MEMPHIS, Tenn. — The man recently indicted in the death of his wife, Keila Freeman, has pleaded guilty to second-degree murder.
Randall Freeman took a plea deal Wednesday that stipulated he'd spend 28 years in prison if he pleaded guilty to second-degree murder and all of his arson charges.
He will not be eligible for parole.
The announcement comes just hours after Freeman was indicted by a Shelby County Grand Jury.
"You're asking this court to find you guilty without a trial and accept this punishment that has been recommended on your case.
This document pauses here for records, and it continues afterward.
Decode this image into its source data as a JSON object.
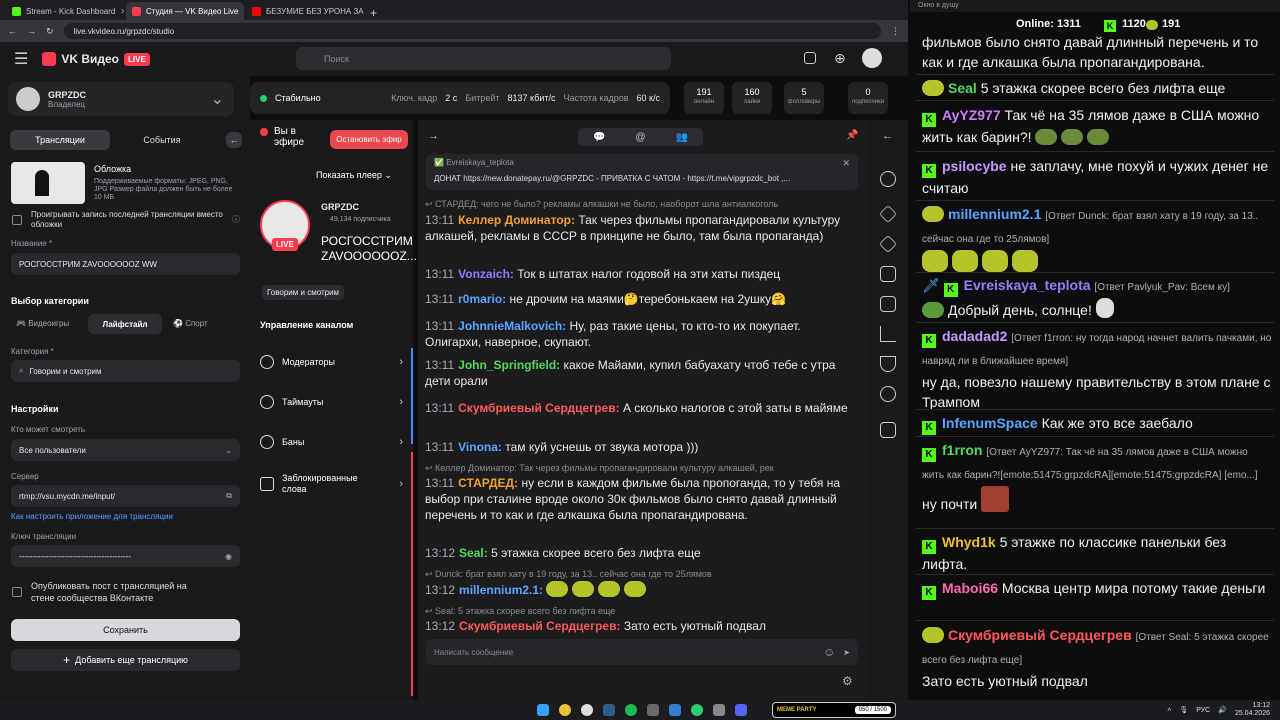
{
  "browser": {
    "tabs": [
      {
        "title": "Stream - Kick Dashboard",
        "color": "#53fc18"
      },
      {
        "title": "Студия — VK Видео Live",
        "color": "#ff3b4e"
      },
      {
        "title": "БЕЗУМИЕ БЕЗ УРОНА ЗА 4 ЧА",
        "color": "#ff0000"
      }
    ],
    "url": "live.vkvideo.ru/grpzdc/studio"
  },
  "header": {
    "logo": "VK Видео",
    "live_badge": "LIVE",
    "search_placeholder": "Поиск"
  },
  "profile": {
    "name": "GRPZDC",
    "role": "Владелец"
  },
  "status": {
    "state": "Стабильно",
    "keyframe_label": "Ключ. кадр",
    "keyframe_value": "2 с",
    "bitrate_label": "Битрейт",
    "bitrate_value": "8137 кбит/с",
    "fps_label": "Частота кадров",
    "fps_value": "60 к/с"
  },
  "stats": [
    {
      "value": "191",
      "label": "онлайн"
    },
    {
      "value": "160",
      "label": "лайки"
    },
    {
      "value": "5",
      "label": "фолловеры"
    },
    {
      "value": "0",
      "label": "подписчики"
    }
  ],
  "left": {
    "tab_streams": "Трансляции",
    "tab_events": "События",
    "cover_title": "Обложка",
    "cover_desc": "Поддерживаемые форматы: JPEG, PNG, JPG Размер файла должен быть не более 10 МБ",
    "play_last": "Проигрывать запись последней трансляции вместо обложки",
    "name_label": "Название *",
    "name_value": "РОСГОССТРИМ ZAVOOOOOOZ WW",
    "cat_title": "Выбор категории",
    "cat_tabs": [
      "Видеоигры",
      "Лайфстайл",
      "Спорт"
    ],
    "category_label": "Категория *",
    "category_value": "Говорим и смотрим",
    "settings_title": "Настройки",
    "who_label": "Кто может смотреть",
    "who_value": "Все пользователи",
    "server_label": "Сервер",
    "server_value": "rtmp://vsu.mycdn.me/input/",
    "howto_link": "Как настроить приложение для трансляции",
    "key_label": "Ключ трансляции",
    "key_value": "------------------------------------------",
    "publish_post": "Опубликовать пост с трансляцией на стене сообщества ВКонтакте",
    "save": "Сохранить",
    "add_stream": "Добавить еще трансляцию"
  },
  "middle": {
    "on_air": "Вы в эфире",
    "stop": "Остановить эфир",
    "show_player": "Показать плеер",
    "channel": "GRPZDC",
    "subs": "49,134 подписчика",
    "title": "РОСГОССТРИМ ZAVOOOOOOZ...",
    "category": "Говорим и смотрим",
    "manage": "Управление каналом",
    "menu": [
      "Модераторы",
      "Таймауты",
      "Баны",
      "Заблокированные слова"
    ]
  },
  "chat": {
    "pinned_author": "Evreiskaya_teplota",
    "pinned_text": "ДОНАТ https://new.donatepay.ru/@GRPZDC - ПРИВАТКА С ЧАТОМ - https://t.me/vipgrpzdc_bot ,...",
    "input_placeholder": "Написать сообщение",
    "messages": [
      {
        "reply": "СТАРДЕД: чего не было? рекламы алкашки не было, наоборот шла антиалкоголь"
      },
      {
        "time": "13:11",
        "author": "Келлер Доминатор:",
        "color": "#f0a030",
        "text": "Так через фильмы пропагандировали культуру алкашей, рекламы в СССР в принципе не было, там была пропаганда)"
      },
      {
        "time": "13:11",
        "author": "Vonzaich:",
        "color": "#9a7bff",
        "text": "Ток в штатах налог годовой на эти хаты пиздец"
      },
      {
        "time": "13:11",
        "author": "r0mario:",
        "color": "#58a6ff",
        "text": "не дрочим на маями🤔теребонькаем на 2ушку🤗"
      },
      {
        "time": "13:11",
        "author": "JohnnieMalkovich:",
        "color": "#58a6ff",
        "text": "Ну, раз такие цены, то кто-то их покупает. Олигархи, наверное, скупают."
      },
      {
        "time": "13:11",
        "author": "John_Springfield:",
        "color": "#53d85c",
        "text": "какое Майами, купил бабуахату чтоб тебе с утра дети орали"
      },
      {
        "time": "13:11",
        "author": "Скумбриевый Сердцегрев:",
        "color": "#ff5a5a",
        "text": "А сколько налогов с этой заты в майяме"
      },
      {
        "time": "13:11",
        "author": "Vinona:",
        "color": "#58a6ff",
        "text": "там куй уснешь от звука мотора )))"
      },
      {
        "reply": "Келлер Доминатор: Так через фильмы пропагандировали культуру алкашей, рек"
      },
      {
        "time": "13:11",
        "author": "СТАРДЕД:",
        "color": "#f0a030",
        "text": "ну если в каждом фильме была пропоганда, то у тебя на выбор при сталине вроде около 30к фильмов было снято давай длинный перечень и то как и где алкашка была пропагандирована."
      },
      {
        "time": "13:12",
        "author": "Seal:",
        "color": "#53d85c",
        "text": "5 этажка скорее всего без лифта еще"
      },
      {
        "reply": "Dunck: брат взял хату в 19 году, за 13.. сейчас она где то 25лямов"
      },
      {
        "time": "13:12",
        "author": "millennium2.1:",
        "color": "#58a6ff",
        "text": ""
      },
      {
        "reply": "Seal: 5 этажка скорее всего без лифта еще"
      },
      {
        "time": "13:12",
        "author": "Скумбриевый Сердцегрев:",
        "color": "#ff5a5a",
        "text": "Зато есть уютный подвал"
      }
    ]
  },
  "right": {
    "window_title": "Окно в душу",
    "online_label": "Online:",
    "online_value": "1311",
    "kick_count": "1120",
    "vk_count": "191",
    "messages": [
      {
        "author": "",
        "text": "фильмов было снято давай длинный перечень и то как и где алкашка была пропагандирована."
      },
      {
        "author": "Seal",
        "color": "#53d85c",
        "text": "5 этажка скорее всего без лифта еще"
      },
      {
        "author": "AyYZ977",
        "color": "#d07bff",
        "text": "Так чё на 35 лямов даже в США можно жить как барин?!"
      },
      {
        "author": "psilocybe",
        "color": "#c39bff",
        "text": "не заплачу, мне похуй и чужих денег не считаю"
      },
      {
        "author": "millennium2.1",
        "color": "#58a6ff",
        "sub": "[Ответ Dunck: брат взял хату в 19 году, за 13.. сейчас она где то 25лямов]",
        "text": ""
      },
      {
        "author": "Evreiskaya_teplota",
        "color": "#9a7bff",
        "sub": "[Ответ Pavlyuk_Pav: Всем ку]",
        "text": "Добрый день, солнце!"
      },
      {
        "author": "dadadad2",
        "color": "#c39bff",
        "sub": "[Ответ f1rron: ну тогда народ начнет валить пачками, но навряд ли в ближайшее время]",
        "text": "ну да, повезло нашему правительству в этом плане с Трампом"
      },
      {
        "author": "InfenumSpace",
        "color": "#58a6ff",
        "text": "Как же это все заебало"
      },
      {
        "author": "f1rron",
        "color": "#53d85c",
        "sub": "[Ответ AyYZ977: Так чё на 35 лямов даже в США можно жить как барин?![emote:51475:grpzdcRA][emote:51475:grpzdcRA] [emo...]",
        "text": "ну почти"
      },
      {
        "author": "Whyd1k",
        "color": "#f0c030",
        "text": "5 этажке по классике панельки без лифта."
      },
      {
        "author": "Maboi66",
        "color": "#ff6ab0",
        "text": "Москва центр мира потому такие деньги"
      },
      {
        "author": "Скумбриевый Сердцегрев",
        "color": "#ff5a5a",
        "sub": "[Ответ Seal: 5 этажка скорее всего без лифта еще]",
        "text": "Зато есть уютный подвал"
      }
    ]
  },
  "taskbar": {
    "lang": "РУС",
    "time": "13:12",
    "date": "25.04.2026",
    "widget": "MEME PARTY",
    "widget_value": "950 / 1500"
  }
}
Is that want you want to do sir?" the judge asked.
Freeman responded with a timid "Yes sir."
According to the Memphis Police Department, Keila Freeman's remains were discovered off Barnstable Road near South Germantown Road in December, nearly a year and a half after she went missing from her southeast Memphis home.
Prosecutors say her husband told them where to go.
"That night when he revealed the location of the body, he was quiet. He was breathing so heavy though, you could hear it from across the room," Prosecutor Paul Hagerman said.
Freeman was already in jail for fire bombing the house of a man he thought his wife was having an affair with.
Prosecutors planned it that way, hoping he'd eventually admit to his wife's murder.
"Let's prove these arson cases. Let's get him in jail and then once he's in jail, let's start applying some pressure to him. Let's start listening to his jail phone calls," Hagerman said.
Hagerman says this was one of the toughest cases he's had.
"This is a crazy case right? This is a crazy case. A missing woman. No trace of any violence in the house. No physical evidence at all. She was missing for over a year," he said.
Hagerman doesn't know if Freeman is sorry for what he did.
"Whether he's remorseful or not I think is a conversation he may have with the family at one point, or he may not," the prosecutor said.
Keila's sister, Kendra Hightower, says it'll take time to forgive Freeman.
"I'm struggling with that," she says, "Just like this has taken time to get closure, it'll take time for me to forgive."
She says Keila and Randall's two young children are living with their grandparents and doing fine.
"We try to keep them pretty much busy and active just as they were before," Hightower says.
She says it's been an emotional roller coaster, but her family is happy to finally have closure.
"We were just waiting so long that we just wanted to get her (Keila) the proper home-going," Hightower says.